Data excerpts
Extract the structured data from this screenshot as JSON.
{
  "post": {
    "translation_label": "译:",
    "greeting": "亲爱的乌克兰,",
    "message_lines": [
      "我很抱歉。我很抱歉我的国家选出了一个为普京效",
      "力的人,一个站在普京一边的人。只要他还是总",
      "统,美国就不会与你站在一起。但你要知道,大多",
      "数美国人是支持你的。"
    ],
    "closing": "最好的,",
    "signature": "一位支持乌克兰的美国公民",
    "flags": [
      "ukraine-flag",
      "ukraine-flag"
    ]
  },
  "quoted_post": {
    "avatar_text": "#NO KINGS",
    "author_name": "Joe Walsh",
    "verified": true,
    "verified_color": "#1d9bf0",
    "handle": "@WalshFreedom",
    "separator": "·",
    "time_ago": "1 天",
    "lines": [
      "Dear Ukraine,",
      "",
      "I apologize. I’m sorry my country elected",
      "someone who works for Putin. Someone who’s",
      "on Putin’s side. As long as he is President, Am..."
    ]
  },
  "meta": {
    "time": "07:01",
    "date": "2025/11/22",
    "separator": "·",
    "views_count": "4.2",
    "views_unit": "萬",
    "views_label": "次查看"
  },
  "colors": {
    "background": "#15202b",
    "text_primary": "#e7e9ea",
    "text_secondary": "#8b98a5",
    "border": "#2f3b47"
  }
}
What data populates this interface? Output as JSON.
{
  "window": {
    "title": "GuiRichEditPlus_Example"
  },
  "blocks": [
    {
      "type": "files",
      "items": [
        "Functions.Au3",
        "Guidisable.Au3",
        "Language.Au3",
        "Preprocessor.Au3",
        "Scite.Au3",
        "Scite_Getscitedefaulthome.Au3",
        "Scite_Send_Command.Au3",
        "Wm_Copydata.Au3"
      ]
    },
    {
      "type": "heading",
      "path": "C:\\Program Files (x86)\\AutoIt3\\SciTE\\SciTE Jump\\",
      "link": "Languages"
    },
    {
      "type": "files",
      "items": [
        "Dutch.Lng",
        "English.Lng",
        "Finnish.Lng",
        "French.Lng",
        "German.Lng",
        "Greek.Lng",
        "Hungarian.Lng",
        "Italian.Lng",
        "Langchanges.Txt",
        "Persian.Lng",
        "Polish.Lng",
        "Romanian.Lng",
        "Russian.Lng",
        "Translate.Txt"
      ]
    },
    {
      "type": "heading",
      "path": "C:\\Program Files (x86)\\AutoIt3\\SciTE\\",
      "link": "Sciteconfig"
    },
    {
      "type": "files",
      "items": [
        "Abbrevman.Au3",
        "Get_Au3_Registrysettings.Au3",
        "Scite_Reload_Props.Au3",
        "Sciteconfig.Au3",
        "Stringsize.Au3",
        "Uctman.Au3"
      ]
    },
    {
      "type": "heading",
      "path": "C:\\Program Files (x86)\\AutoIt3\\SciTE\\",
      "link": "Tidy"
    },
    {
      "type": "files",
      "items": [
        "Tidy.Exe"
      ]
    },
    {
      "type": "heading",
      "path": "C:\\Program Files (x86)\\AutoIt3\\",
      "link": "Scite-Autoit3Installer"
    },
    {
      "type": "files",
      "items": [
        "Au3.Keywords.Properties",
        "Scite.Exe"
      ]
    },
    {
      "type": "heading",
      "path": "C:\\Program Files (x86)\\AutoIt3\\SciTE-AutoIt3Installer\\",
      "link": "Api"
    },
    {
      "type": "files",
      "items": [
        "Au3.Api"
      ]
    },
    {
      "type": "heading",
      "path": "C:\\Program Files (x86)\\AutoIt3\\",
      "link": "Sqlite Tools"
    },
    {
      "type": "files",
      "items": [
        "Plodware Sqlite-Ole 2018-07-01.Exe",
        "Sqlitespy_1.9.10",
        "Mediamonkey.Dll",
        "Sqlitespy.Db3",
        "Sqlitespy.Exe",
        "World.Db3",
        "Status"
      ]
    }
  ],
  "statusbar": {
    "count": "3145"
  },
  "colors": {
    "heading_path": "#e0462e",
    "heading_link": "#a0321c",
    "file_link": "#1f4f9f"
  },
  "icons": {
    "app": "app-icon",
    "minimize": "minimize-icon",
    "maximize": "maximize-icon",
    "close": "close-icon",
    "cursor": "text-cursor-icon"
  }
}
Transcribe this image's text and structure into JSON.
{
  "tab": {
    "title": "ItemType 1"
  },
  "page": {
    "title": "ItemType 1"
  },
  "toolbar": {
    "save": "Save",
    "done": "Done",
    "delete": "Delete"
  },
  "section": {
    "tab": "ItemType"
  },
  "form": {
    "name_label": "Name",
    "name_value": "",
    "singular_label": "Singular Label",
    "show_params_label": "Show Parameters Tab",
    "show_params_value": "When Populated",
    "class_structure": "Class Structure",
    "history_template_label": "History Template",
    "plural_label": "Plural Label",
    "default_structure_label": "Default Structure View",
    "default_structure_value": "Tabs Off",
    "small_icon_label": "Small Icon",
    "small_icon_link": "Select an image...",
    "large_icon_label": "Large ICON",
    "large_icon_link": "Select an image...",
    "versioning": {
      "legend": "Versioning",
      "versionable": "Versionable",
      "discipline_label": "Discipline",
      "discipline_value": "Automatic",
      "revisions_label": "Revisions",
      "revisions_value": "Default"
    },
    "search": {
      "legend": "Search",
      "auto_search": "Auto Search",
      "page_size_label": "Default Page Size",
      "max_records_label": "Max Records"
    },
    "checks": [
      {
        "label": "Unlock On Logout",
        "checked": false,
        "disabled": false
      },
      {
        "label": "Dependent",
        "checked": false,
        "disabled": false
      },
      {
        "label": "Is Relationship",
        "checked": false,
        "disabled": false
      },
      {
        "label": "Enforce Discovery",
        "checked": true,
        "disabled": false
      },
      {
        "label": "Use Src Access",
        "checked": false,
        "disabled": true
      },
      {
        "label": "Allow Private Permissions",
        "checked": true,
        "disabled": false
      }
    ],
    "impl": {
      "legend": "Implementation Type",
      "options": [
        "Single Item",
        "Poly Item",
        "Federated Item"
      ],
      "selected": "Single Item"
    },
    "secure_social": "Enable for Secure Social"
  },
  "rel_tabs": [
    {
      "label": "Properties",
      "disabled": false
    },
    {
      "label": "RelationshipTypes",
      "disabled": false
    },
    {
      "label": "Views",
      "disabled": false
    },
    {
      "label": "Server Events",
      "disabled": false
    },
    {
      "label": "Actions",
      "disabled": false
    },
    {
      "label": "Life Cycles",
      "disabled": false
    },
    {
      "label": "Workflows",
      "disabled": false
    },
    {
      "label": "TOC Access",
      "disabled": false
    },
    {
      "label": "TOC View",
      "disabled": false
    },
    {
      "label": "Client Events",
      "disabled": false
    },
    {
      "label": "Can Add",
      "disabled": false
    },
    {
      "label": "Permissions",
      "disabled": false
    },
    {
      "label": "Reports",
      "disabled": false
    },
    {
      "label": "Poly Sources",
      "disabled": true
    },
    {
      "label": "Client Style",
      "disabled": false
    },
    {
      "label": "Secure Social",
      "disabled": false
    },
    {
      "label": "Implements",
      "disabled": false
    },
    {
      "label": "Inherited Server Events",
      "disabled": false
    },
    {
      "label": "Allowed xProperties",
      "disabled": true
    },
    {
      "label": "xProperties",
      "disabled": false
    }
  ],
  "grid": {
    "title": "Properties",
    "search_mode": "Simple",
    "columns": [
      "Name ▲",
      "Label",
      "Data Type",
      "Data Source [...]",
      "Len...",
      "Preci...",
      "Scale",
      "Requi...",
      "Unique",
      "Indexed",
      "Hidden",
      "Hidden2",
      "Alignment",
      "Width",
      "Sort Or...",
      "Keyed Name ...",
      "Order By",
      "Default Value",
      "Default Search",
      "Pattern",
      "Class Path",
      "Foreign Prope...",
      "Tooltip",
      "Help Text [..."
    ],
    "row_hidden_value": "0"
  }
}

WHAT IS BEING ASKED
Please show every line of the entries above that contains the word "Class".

EXERCISE SOLUTION
    "class_structure": "Class Structure",
      "Class Path",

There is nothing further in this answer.